_Assigned task_
Give back every entry below, unchanged.
[[ Records for the exercise open ]]
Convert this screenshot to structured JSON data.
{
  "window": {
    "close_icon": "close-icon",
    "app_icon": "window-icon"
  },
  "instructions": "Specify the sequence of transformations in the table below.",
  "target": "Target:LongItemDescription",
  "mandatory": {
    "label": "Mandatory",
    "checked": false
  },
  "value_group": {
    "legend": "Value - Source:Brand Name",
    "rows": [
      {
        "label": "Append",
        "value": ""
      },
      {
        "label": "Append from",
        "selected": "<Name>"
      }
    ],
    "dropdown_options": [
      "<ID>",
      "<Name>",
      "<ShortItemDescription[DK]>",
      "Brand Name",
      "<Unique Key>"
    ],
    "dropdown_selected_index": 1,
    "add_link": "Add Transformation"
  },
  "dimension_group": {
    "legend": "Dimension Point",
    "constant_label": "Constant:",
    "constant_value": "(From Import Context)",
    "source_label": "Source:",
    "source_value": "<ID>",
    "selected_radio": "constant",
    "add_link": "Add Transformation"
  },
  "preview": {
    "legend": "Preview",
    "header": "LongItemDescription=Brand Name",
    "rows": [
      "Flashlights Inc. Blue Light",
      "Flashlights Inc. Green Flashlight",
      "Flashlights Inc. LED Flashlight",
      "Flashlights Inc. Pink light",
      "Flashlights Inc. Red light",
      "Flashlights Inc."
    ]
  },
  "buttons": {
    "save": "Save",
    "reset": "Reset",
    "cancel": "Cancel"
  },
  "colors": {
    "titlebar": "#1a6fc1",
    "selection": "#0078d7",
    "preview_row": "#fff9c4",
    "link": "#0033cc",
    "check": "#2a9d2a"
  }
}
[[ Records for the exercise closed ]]
_Exercise result_
Convert this screenshot to structured JSON data.
{
  "window": {
    "close_icon": "close-icon",
    "app_icon": "window-icon"
  },
  "instructions": "Specify the sequence of transformations in the table below.",
  "target": "Target:LongItemDescription",
  "mandatory": {
    "label": "Mandatory",
    "checked": false
  },
  "value_group": {
    "legend": "Value - Source:Brand Name",
    "rows": [
      {
        "label": "Append",
        "value": ""
      },
      {
        "label": "Append from",
        "selected": "<Name>"
      }
    ],
    "dropdown_options": [
      "<ID>",
      "<Name>",
      "<ShortItemDescription[DK]>",
      "Brand Name",
      "<Unique Key>"
    ],
    "dropdown_selected_index": 1,
    "add_link": "Add Transformation"
  },
  "dimension_group": {
    "legend": "Dimension Point",
    "constant_label": "Constant:",
    "constant_value": "(From Import Context)",
    "source_label": "Source:",
    "source_value": "<ID>",
    "selected_radio": "constant",
    "add_link": "Add Transformation"
  },
  "preview": {
    "legend": "Preview",
    "header": "LongItemDescription=Brand Name",
    "rows": [
      "Flashlights Inc. Blue Light",
      "Flashlights Inc. Green Flashlight",
      "Flashlights Inc. LED Flashlight",
      "Flashlights Inc. Pink light",
      "Flashlights Inc. Red light",
      "Flashlights Inc."
    ]
  },
  "buttons": {
    "save": "Save",
    "reset": "Reset",
    "cancel": "Cancel"
  },
  "colors": {
    "titlebar": "#1a6fc1",
    "selection": "#0078d7",
    "preview_row": "#fff9c4",
    "link": "#0033cc",
    "check": "#2a9d2a"
  }
}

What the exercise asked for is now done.